Problem to solve: Using the data below, tally the lines that include the string "title". Only the number is wanted.

Material supplied:
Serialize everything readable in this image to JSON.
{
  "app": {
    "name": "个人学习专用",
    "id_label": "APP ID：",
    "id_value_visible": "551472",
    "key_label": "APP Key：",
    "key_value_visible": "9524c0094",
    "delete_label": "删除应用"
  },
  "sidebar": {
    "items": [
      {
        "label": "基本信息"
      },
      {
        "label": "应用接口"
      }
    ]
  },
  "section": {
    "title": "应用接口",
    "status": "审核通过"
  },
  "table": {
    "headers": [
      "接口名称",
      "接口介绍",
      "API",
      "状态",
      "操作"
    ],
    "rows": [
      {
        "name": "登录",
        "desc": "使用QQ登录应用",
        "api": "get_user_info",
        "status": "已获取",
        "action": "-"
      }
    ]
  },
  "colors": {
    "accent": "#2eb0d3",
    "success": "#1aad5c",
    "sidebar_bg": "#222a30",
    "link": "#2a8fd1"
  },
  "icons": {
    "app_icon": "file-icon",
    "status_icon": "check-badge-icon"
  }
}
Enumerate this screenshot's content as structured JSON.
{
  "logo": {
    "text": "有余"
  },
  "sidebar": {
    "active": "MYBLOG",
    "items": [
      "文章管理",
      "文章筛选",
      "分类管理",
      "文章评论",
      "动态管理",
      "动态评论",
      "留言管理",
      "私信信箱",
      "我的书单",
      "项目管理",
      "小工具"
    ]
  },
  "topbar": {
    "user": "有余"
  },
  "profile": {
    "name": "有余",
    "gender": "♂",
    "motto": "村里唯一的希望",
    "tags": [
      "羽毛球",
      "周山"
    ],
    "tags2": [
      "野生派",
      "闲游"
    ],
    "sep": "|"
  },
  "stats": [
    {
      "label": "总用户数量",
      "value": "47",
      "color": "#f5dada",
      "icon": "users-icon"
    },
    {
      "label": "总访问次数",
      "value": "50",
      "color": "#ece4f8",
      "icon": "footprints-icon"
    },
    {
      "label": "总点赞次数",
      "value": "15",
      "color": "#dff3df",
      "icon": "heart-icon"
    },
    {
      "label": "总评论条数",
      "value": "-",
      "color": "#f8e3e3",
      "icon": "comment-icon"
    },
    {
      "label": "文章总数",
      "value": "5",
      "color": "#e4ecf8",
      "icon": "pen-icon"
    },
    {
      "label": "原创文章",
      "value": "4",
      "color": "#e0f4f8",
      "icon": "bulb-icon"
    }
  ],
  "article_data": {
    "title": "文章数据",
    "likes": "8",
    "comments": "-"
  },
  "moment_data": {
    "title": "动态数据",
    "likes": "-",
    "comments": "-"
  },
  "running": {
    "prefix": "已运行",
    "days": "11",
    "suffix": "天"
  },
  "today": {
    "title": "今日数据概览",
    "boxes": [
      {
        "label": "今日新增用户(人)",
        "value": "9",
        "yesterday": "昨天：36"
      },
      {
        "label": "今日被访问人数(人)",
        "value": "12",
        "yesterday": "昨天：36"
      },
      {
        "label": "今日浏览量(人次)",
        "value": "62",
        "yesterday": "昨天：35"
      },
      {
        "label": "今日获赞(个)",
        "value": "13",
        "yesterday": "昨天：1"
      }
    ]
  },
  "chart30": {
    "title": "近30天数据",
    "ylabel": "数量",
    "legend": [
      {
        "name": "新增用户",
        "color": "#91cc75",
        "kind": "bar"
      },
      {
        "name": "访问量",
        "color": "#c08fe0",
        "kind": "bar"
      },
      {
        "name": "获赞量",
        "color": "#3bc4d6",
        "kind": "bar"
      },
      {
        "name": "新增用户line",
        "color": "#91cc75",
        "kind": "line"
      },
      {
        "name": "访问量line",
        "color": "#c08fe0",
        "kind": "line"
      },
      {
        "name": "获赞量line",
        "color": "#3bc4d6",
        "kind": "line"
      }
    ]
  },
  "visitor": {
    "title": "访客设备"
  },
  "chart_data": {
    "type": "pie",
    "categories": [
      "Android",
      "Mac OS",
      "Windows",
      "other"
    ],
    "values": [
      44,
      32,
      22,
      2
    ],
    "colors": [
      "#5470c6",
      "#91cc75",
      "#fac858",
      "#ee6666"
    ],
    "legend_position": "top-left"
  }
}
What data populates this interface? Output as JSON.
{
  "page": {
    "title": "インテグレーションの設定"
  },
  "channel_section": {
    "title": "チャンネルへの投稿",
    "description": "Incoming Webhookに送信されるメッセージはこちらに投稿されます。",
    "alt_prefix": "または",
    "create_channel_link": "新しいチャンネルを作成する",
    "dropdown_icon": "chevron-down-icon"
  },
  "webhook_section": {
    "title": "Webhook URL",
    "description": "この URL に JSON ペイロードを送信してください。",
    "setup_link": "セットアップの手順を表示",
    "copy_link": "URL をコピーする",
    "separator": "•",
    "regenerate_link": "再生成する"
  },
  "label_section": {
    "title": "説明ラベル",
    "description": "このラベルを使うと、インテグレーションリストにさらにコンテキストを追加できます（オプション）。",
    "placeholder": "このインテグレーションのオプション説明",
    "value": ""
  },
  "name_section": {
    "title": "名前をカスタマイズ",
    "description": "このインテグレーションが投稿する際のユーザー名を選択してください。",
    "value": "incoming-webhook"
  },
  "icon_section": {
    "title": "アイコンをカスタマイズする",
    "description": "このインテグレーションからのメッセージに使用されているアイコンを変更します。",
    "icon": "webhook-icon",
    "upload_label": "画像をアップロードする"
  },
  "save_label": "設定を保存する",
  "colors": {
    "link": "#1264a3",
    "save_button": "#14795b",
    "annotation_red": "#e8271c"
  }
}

Worked solution: 12